That work proved successful. Pitching to different state agencies and foundations, Tom was able to link the field station to a diverse array of funding sources and partners. For example, LRFS worked with the Texas A&M University Water Resources Institute to gain EPA funding for an Upper Llano Watershed Protection Plan aimed at keeping the watershed healthy. The field station is also helping in the organization of the Hill Country Conservation Network, which brings together 160 local conservation groups to coordinate, maximize and assess efforts. Currently, he’s developing a collaboration with the Texas Parks and Wildlife Department to link Llano River Field Station to other pockets of protected land in the watershed.

This diverse engagement has been recognized through a series of awards. Recent triumphs include receiving the Kellogg Foundation Exemplary Project Award, the Universities Council on Water Resources Public Service and Education Award and the Texas Tech University Presidential Award for Engaged Scholarship.

Working with students in the Llano River.

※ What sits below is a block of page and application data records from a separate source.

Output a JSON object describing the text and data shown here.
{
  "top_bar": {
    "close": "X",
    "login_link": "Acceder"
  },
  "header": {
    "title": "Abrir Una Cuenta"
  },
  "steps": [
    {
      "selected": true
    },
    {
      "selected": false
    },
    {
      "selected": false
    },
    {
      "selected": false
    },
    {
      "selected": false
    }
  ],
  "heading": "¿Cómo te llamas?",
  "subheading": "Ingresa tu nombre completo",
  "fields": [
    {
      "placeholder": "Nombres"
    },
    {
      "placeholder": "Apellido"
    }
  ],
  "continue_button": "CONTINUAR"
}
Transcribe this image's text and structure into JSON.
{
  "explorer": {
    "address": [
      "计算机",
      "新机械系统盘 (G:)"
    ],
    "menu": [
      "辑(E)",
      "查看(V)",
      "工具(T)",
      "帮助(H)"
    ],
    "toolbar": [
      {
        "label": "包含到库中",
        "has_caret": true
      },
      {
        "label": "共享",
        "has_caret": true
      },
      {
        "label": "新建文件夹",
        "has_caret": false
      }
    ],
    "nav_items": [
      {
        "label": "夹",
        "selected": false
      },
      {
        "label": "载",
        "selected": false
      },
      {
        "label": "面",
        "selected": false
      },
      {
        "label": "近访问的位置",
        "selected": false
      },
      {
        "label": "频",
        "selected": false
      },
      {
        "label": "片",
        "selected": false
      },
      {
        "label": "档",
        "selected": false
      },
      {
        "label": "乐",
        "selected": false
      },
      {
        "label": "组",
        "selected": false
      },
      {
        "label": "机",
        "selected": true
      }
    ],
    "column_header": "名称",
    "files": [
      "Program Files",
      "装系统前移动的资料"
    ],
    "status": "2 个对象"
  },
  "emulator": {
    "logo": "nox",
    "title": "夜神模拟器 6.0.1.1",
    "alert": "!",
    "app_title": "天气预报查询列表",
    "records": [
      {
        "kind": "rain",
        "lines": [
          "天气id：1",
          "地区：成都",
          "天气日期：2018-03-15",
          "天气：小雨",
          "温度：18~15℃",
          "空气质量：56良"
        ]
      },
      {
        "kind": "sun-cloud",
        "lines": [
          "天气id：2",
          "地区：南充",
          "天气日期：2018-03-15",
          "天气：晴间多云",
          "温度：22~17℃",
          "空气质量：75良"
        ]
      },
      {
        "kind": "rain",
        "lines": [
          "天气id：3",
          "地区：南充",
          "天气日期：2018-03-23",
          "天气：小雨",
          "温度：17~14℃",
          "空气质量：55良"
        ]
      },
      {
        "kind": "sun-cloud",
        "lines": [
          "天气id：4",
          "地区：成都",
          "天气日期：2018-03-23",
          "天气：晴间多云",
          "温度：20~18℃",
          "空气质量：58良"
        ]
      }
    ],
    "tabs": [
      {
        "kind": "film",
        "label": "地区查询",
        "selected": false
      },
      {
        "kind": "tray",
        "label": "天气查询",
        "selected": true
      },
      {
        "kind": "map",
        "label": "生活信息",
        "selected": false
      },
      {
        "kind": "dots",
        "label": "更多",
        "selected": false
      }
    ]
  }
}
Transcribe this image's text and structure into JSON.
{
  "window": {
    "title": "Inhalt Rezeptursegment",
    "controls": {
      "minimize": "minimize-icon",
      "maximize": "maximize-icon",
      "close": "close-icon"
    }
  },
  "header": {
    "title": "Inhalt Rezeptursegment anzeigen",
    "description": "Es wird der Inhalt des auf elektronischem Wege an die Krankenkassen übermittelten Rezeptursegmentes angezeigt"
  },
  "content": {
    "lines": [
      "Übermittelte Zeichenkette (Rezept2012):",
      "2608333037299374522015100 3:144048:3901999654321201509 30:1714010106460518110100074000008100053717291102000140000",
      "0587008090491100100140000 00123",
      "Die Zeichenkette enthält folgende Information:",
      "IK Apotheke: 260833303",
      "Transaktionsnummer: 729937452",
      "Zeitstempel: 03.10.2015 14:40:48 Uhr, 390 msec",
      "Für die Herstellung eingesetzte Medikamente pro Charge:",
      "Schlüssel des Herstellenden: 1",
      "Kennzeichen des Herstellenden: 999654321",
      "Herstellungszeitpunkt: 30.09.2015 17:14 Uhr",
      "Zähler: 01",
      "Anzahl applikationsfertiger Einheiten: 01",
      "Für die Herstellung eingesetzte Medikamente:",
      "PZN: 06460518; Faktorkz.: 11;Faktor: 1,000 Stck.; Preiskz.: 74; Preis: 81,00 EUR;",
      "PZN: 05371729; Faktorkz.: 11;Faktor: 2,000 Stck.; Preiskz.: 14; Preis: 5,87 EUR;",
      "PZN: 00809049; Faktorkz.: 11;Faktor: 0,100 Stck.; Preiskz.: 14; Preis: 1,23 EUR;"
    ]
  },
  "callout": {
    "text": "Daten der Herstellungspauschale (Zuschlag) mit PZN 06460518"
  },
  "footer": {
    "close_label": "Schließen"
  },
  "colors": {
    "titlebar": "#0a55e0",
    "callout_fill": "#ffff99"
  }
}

Tom has lots of ideas about how to continue to understand and extend the field station’s role for the lives of local Texans. Today, he employs techniques like social network analysis, analyzing the LRFS position to answer the question, “how do we fit into a larger constellation of organizations?”

Because that, Tom says, is at the center of taking on today’s environmental problems. “Back when I was much younger, and there were environmental issues, you could address and solve those problems typically as an individual or a single agency—they weren’t that tough.”

Today’s problems are more complicated, and wrapped up with ever-growing populations and political division.

Tom’s advice for the situation is clear: “You can’t solve these problems by yourself, so one of the things you’d better be thinking about doing is getting to know the people and the agencies which align with or are adjacent to your area of expertise, so you can build these coalitions to solve complex issues.”

What does it take to build those coalitions?

“This is where the trust and communication comes in,” Tom says. “This is where it comes back to science communication, and that’s what the SBI is all about.”

Tom’s work at the Llano River Field Station is highlighted in this year’s SBI course as a case study, so other participants have the chance to learn from his success. To learn more about this year’s SBI course offerings, click here. Registration for our June course closes April 20th!

Participants in the 2015 SBI training course.